Task brief. Write all of the entries out again exactly, but not the images.

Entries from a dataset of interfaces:
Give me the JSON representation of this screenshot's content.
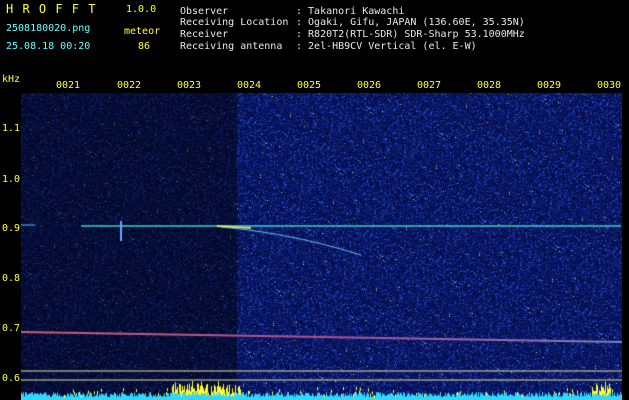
{
  "header": {
    "app_title": "H R O F F T",
    "version": "1.0.0",
    "filename": "2508180020.png",
    "mode_label": "meteor",
    "datetime": "25.08.18 00:20",
    "count": "86",
    "info": [
      {
        "label": "Observer",
        "value": ": Takanori Kawachi"
      },
      {
        "label": "Receiving Location",
        "value": ": Ogaki, Gifu, JAPAN (136.60E, 35.35N)"
      },
      {
        "label": "Receiver",
        "value": ": R820T2(RTL-SDR) SDR-Sharp 53.1000MHz"
      },
      {
        "label": "Receiving antenna",
        "value": ": 2el-HB9CV Vertical (el. E-W)"
      }
    ]
  },
  "axis": {
    "y_unit": "kHz",
    "y_ticks": [
      "1.1",
      "1.0",
      "0.9",
      "0.8",
      "0.7",
      "0.6"
    ],
    "x_ticks": [
      "0021",
      "0022",
      "0023",
      "0024",
      "0025",
      "0026",
      "0027",
      "0028",
      "0029",
      "0030"
    ]
  },
  "colors": {
    "background": "#000000",
    "label_yellow": "#ffff44",
    "label_cyan": "#66ffff",
    "noise_base": "#0a1a6e",
    "carrier_line": "#38d0c8",
    "lower_line": "#c8607a"
  }
}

Task response.
Give me the JSON representation of this screenshot's content.
{
  "header": {
    "app_title": "H R O F F T",
    "version": "1.0.0",
    "filename": "2508180020.png",
    "mode_label": "meteor",
    "datetime": "25.08.18 00:20",
    "count": "86",
    "info": [
      {
        "label": "Observer",
        "value": ": Takanori Kawachi"
      },
      {
        "label": "Receiving Location",
        "value": ": Ogaki, Gifu, JAPAN (136.60E, 35.35N)"
      },
      {
        "label": "Receiver",
        "value": ": R820T2(RTL-SDR) SDR-Sharp 53.1000MHz"
      },
      {
        "label": "Receiving antenna",
        "value": ": 2el-HB9CV Vertical (el. E-W)"
      }
    ]
  },
  "axis": {
    "y_unit": "kHz",
    "y_ticks": [
      "1.1",
      "1.0",
      "0.9",
      "0.8",
      "0.7",
      "0.6"
    ],
    "x_ticks": [
      "0021",
      "0022",
      "0023",
      "0024",
      "0025",
      "0026",
      "0027",
      "0028",
      "0029",
      "0030"
    ]
  },
  "colors": {
    "background": "#000000",
    "label_yellow": "#ffff44",
    "label_cyan": "#66ffff",
    "noise_base": "#0a1a6e",
    "carrier_line": "#38d0c8",
    "lower_line": "#c8607a"
  }
}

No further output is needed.